TO DO → Show every line below where "Domain" can be found.
= = =
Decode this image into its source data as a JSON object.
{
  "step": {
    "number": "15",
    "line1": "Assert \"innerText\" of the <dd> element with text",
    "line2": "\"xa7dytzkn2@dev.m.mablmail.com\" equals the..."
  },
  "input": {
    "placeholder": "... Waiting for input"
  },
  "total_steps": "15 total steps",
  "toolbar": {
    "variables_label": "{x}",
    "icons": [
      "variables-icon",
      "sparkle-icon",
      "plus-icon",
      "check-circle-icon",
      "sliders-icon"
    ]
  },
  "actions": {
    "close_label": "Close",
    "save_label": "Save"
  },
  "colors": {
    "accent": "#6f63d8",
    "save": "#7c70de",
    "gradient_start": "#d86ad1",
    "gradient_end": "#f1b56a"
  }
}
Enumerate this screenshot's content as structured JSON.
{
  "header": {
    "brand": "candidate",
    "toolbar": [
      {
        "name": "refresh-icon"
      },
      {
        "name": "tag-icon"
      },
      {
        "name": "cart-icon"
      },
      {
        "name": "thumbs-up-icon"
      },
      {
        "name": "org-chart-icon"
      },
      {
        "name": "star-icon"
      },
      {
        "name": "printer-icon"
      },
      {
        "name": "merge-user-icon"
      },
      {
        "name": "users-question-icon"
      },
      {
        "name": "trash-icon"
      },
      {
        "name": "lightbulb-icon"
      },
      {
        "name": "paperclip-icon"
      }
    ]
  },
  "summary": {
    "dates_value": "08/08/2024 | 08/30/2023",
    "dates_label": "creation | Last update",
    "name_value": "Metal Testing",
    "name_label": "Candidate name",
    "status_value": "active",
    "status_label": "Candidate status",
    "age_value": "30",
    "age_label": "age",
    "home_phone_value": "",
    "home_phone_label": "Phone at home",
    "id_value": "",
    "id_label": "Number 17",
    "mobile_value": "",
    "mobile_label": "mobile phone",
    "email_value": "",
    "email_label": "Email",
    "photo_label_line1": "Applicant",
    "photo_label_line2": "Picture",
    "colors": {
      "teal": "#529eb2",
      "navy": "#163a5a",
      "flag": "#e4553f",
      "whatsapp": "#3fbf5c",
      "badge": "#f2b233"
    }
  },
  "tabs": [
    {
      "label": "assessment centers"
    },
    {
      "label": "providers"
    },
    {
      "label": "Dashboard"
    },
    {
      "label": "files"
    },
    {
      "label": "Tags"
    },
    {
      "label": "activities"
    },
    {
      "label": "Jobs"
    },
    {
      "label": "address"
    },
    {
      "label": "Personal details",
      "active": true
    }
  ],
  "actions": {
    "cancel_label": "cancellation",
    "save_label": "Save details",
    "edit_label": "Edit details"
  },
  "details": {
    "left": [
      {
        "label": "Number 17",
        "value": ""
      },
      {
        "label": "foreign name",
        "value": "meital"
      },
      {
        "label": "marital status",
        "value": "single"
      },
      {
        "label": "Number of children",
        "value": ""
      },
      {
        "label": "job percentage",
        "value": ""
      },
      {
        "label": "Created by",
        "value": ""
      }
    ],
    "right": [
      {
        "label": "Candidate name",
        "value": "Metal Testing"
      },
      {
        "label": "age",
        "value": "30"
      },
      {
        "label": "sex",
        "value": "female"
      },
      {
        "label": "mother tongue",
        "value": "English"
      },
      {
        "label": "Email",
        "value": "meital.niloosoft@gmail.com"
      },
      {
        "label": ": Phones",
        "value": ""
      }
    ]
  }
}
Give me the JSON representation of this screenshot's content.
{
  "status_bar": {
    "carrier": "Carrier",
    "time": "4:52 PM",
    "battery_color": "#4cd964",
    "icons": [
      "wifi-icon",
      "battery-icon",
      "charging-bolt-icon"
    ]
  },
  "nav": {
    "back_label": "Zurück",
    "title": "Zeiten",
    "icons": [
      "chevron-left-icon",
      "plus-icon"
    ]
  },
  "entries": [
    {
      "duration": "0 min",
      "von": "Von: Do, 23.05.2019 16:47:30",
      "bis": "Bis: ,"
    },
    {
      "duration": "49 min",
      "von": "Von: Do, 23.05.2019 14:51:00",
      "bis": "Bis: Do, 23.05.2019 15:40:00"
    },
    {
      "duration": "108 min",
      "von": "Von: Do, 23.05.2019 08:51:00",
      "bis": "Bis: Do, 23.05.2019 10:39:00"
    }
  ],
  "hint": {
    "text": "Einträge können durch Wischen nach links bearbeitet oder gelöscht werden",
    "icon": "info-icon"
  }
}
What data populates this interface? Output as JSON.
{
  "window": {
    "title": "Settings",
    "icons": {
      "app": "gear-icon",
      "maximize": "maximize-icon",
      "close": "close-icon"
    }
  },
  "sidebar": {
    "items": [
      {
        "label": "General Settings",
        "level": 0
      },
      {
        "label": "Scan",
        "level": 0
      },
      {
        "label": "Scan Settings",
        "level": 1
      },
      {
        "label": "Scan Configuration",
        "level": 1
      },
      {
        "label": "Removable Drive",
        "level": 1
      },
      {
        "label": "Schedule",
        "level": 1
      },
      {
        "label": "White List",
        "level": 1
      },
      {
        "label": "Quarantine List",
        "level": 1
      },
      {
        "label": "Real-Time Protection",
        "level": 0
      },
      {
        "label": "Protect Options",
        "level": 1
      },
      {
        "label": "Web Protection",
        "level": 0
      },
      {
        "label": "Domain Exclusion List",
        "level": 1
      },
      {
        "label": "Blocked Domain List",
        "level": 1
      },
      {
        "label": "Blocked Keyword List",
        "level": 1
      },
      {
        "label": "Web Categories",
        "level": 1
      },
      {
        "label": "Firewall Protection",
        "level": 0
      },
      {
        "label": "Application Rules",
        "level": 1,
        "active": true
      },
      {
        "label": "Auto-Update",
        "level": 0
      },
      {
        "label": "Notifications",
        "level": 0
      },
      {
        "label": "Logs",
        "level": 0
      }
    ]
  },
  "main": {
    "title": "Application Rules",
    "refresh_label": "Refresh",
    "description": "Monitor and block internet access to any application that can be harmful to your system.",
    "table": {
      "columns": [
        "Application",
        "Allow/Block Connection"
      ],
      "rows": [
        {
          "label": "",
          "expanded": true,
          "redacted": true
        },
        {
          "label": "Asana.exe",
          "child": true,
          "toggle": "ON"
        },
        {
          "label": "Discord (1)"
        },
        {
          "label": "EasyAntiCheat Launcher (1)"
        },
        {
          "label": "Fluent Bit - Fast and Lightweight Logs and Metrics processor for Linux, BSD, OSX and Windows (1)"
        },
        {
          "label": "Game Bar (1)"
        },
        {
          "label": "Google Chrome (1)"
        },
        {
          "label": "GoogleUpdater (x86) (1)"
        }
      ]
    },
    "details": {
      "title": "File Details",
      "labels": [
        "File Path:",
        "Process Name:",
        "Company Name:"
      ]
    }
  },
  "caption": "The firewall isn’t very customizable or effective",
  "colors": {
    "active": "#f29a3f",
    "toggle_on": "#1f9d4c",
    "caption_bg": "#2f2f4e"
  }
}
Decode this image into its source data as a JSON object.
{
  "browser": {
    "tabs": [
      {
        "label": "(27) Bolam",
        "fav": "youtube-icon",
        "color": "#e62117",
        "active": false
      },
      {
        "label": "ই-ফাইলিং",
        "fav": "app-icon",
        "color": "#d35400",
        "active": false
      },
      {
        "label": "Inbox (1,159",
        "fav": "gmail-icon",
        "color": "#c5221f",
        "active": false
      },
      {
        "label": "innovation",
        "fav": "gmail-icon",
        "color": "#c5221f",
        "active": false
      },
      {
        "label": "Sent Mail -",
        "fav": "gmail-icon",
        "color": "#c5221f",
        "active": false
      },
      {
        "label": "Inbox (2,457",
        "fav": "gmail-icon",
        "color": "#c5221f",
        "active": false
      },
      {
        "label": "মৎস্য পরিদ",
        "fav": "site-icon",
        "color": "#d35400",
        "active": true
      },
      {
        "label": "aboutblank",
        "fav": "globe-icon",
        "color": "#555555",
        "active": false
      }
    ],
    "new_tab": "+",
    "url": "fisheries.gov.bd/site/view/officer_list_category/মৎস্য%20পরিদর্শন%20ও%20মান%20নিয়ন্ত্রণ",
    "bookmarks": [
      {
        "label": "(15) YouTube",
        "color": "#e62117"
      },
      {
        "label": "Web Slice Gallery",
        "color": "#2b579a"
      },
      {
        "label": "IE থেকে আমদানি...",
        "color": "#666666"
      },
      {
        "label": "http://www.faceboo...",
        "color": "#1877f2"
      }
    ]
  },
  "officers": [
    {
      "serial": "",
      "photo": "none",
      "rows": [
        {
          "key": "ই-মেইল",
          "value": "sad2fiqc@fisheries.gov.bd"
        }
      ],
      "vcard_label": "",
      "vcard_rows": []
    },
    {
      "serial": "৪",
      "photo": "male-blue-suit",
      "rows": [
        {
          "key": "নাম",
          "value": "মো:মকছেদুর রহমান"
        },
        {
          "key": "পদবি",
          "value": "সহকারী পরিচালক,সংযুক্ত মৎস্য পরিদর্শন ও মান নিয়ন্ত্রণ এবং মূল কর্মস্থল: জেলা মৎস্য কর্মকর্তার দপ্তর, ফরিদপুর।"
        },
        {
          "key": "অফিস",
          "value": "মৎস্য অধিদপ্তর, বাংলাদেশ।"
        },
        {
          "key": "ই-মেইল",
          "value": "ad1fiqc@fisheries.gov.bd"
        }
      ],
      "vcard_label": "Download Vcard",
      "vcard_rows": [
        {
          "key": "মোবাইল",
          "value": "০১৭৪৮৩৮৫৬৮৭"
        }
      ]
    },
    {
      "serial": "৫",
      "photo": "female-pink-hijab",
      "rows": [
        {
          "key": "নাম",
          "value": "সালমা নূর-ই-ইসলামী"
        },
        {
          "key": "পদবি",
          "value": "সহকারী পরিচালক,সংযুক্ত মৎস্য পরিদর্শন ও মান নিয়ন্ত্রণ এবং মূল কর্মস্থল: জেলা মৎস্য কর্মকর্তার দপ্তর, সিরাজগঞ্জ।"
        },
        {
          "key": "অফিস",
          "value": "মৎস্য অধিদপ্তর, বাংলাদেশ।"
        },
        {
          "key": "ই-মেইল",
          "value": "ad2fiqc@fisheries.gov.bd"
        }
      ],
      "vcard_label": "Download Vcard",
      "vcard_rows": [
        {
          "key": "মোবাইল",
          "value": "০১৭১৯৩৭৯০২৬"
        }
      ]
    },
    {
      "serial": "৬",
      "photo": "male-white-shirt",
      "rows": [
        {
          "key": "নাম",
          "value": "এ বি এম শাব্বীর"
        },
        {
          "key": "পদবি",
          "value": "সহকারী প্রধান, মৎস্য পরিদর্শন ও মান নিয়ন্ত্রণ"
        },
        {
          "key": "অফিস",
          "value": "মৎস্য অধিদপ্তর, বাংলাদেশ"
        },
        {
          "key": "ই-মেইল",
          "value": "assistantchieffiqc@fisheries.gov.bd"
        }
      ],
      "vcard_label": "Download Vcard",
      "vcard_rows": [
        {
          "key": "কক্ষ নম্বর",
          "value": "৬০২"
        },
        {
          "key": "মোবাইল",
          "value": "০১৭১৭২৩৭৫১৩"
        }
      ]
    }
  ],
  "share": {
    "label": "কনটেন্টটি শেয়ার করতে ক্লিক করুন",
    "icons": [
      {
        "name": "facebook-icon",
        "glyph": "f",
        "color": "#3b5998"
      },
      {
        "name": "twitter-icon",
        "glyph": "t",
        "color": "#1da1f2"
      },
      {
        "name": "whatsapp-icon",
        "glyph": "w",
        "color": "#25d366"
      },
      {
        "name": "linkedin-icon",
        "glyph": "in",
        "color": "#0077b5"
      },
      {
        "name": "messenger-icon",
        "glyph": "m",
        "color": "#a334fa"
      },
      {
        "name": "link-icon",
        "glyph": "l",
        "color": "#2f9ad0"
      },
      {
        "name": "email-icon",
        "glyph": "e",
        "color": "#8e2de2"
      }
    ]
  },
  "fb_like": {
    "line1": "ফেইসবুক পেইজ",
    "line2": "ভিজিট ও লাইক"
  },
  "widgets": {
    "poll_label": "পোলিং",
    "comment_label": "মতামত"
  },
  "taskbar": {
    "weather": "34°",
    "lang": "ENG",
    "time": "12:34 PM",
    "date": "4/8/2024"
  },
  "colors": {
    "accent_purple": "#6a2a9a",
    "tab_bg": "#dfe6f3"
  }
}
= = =
EXERCISE SOLUTION →
        "label": "Domain Exclusion List",
        "label": "Blocked Domain List",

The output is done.